Aim of the task
Print the full listing below exactly, keeping every character as it stands.

--- Data supplied Enclosed Below ---

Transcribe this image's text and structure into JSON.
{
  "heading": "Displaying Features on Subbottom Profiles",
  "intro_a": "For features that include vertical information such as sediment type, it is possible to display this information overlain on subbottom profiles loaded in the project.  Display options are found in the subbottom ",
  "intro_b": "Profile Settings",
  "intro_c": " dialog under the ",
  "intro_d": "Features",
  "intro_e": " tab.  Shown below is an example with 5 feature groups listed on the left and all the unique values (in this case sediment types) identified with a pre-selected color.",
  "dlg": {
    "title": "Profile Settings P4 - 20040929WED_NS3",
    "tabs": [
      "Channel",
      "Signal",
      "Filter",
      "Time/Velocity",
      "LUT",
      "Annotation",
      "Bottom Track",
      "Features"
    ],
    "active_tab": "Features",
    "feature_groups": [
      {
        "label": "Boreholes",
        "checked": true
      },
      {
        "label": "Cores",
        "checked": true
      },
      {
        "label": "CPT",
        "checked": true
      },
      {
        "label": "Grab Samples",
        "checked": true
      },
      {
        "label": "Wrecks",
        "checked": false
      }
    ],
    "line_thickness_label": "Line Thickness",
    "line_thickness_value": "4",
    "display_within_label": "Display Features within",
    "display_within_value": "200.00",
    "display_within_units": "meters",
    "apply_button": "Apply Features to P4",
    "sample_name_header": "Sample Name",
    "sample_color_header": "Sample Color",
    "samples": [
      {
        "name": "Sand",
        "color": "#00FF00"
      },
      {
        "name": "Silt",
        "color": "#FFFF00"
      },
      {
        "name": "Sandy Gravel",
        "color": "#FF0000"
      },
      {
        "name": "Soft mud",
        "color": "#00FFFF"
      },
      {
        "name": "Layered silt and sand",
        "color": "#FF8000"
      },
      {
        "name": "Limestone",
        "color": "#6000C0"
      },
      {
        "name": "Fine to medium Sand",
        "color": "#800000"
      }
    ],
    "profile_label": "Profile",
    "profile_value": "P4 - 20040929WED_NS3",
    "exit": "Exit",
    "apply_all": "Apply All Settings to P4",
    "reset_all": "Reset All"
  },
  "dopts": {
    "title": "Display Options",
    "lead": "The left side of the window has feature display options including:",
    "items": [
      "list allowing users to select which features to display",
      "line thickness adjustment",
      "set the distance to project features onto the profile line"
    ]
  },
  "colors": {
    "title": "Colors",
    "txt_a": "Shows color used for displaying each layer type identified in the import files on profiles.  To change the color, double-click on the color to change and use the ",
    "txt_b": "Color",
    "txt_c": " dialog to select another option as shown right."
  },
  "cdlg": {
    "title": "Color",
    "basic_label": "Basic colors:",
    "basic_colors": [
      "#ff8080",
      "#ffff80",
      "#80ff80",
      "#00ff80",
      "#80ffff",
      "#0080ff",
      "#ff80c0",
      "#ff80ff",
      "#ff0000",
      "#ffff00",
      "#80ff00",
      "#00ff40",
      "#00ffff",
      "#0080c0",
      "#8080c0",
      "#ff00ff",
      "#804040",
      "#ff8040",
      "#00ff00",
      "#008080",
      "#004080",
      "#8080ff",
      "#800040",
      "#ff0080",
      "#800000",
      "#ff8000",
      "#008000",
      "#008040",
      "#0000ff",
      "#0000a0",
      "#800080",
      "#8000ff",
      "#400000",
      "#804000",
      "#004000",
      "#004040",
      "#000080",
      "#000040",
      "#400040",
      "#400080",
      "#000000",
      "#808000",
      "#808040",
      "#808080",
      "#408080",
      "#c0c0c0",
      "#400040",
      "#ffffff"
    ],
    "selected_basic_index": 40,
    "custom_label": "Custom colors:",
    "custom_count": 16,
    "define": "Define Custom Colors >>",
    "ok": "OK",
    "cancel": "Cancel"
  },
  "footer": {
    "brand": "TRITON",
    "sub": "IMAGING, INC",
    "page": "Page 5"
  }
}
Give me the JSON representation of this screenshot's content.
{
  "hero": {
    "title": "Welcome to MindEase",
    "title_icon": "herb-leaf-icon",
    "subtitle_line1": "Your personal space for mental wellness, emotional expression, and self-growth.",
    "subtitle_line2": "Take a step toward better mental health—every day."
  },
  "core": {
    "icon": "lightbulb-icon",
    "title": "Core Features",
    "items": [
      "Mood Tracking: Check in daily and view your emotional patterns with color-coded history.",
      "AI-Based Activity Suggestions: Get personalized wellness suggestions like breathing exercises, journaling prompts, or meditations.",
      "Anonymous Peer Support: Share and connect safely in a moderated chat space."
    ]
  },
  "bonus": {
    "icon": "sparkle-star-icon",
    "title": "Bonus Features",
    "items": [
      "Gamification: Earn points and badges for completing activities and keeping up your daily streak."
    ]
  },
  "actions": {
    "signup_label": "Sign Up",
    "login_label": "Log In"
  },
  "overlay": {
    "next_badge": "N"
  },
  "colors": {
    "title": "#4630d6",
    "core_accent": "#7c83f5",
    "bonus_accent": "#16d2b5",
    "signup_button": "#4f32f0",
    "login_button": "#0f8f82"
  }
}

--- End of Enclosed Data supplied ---

Completed task
Transcribe this image's text and structure into JSON.
{
  "heading": "Displaying Features on Subbottom Profiles",
  "intro_a": "For features that include vertical information such as sediment type, it is possible to display this information overlain on subbottom profiles loaded in the project.  Display options are found in the subbottom ",
  "intro_b": "Profile Settings",
  "intro_c": " dialog under the ",
  "intro_d": "Features",
  "intro_e": " tab.  Shown below is an example with 5 feature groups listed on the left and all the unique values (in this case sediment types) identified with a pre-selected color.",
  "dlg": {
    "title": "Profile Settings P4 - 20040929WED_NS3",
    "tabs": [
      "Channel",
      "Signal",
      "Filter",
      "Time/Velocity",
      "LUT",
      "Annotation",
      "Bottom Track",
      "Features"
    ],
    "active_tab": "Features",
    "feature_groups": [
      {
        "label": "Boreholes",
        "checked": true
      },
      {
        "label": "Cores",
        "checked": true
      },
      {
        "label": "CPT",
        "checked": true
      },
      {
        "label": "Grab Samples",
        "checked": true
      },
      {
        "label": "Wrecks",
        "checked": false
      }
    ],
    "line_thickness_label": "Line Thickness",
    "line_thickness_value": "4",
    "display_within_label": "Display Features within",
    "display_within_value": "200.00",
    "display_within_units": "meters",
    "apply_button": "Apply Features to P4",
    "sample_name_header": "Sample Name",
    "sample_color_header": "Sample Color",
    "samples": [
      {
        "name": "Sand",
        "color": "#00FF00"
      },
      {
        "name": "Silt",
        "color": "#FFFF00"
      },
      {
        "name": "Sandy Gravel",
        "color": "#FF0000"
      },
      {
        "name": "Soft mud",
        "color": "#00FFFF"
      },
      {
        "name": "Layered silt and sand",
        "color": "#FF8000"
      },
      {
        "name": "Limestone",
        "color": "#6000C0"
      },
      {
        "name": "Fine to medium Sand",
        "color": "#800000"
      }
    ],
    "profile_label": "Profile",
    "profile_value": "P4 - 20040929WED_NS3",
    "exit": "Exit",
    "apply_all": "Apply All Settings to P4",
    "reset_all": "Reset All"
  },
  "dopts": {
    "title": "Display Options",
    "lead": "The left side of the window has feature display options including:",
    "items": [
      "list allowing users to select which features to display",
      "line thickness adjustment",
      "set the distance to project features onto the profile line"
    ]
  },
  "colors": {
    "title": "Colors",
    "txt_a": "Shows color used for displaying each layer type identified in the import files on profiles.  To change the color, double-click on the color to change and use the ",
    "txt_b": "Color",
    "txt_c": " dialog to select another option as shown right."
  },
  "cdlg": {
    "title": "Color",
    "basic_label": "Basic colors:",
    "basic_colors": [
      "#ff8080",
      "#ffff80",
      "#80ff80",
      "#00ff80",
      "#80ffff",
      "#0080ff",
      "#ff80c0",
      "#ff80ff",
      "#ff0000",
      "#ffff00",
      "#80ff00",
      "#00ff40",
      "#00ffff",
      "#0080c0",
      "#8080c0",
      "#ff00ff",
      "#804040",
      "#ff8040",
      "#00ff00",
      "#008080",
      "#004080",
      "#8080ff",
      "#800040",
      "#ff0080",
      "#800000",
      "#ff8000",
      "#008000",
      "#008040",
      "#0000ff",
      "#0000a0",
      "#800080",
      "#8000ff",
      "#400000",
      "#804000",
      "#004000",
      "#004040",
      "#000080",
      "#000040",
      "#400040",
      "#400080",
      "#000000",
      "#808000",
      "#808040",
      "#808080",
      "#408080",
      "#c0c0c0",
      "#400040",
      "#ffffff"
    ],
    "selected_basic_index": 40,
    "custom_label": "Custom colors:",
    "custom_count": 16,
    "define": "Define Custom Colors >>",
    "ok": "OK",
    "cancel": "Cancel"
  },
  "footer": {
    "brand": "TRITON",
    "sub": "IMAGING, INC",
    "page": "Page 5"
  }
}
Give me the JSON representation of this screenshot's content.
{
  "hero": {
    "title": "Welcome to MindEase",
    "title_icon": "herb-leaf-icon",
    "subtitle_line1": "Your personal space for mental wellness, emotional expression, and self-growth.",
    "subtitle_line2": "Take a step toward better mental health—every day."
  },
  "core": {
    "icon": "lightbulb-icon",
    "title": "Core Features",
    "items": [
      "Mood Tracking: Check in daily and view your emotional patterns with color-coded history.",
      "AI-Based Activity Suggestions: Get personalized wellness suggestions like breathing exercises, journaling prompts, or meditations.",
      "Anonymous Peer Support: Share and connect safely in a moderated chat space."
    ]
  },
  "bonus": {
    "icon": "sparkle-star-icon",
    "title": "Bonus Features",
    "items": [
      "Gamification: Earn points and badges for completing activities and keeping up your daily streak."
    ]
  },
  "actions": {
    "signup_label": "Sign Up",
    "login_label": "Log In"
  },
  "overlay": {
    "next_badge": "N"
  },
  "colors": {
    "title": "#4630d6",
    "core_accent": "#7c83f5",
    "bonus_accent": "#16d2b5",
    "signup_button": "#4f32f0",
    "login_button": "#0f8f82"
  }
}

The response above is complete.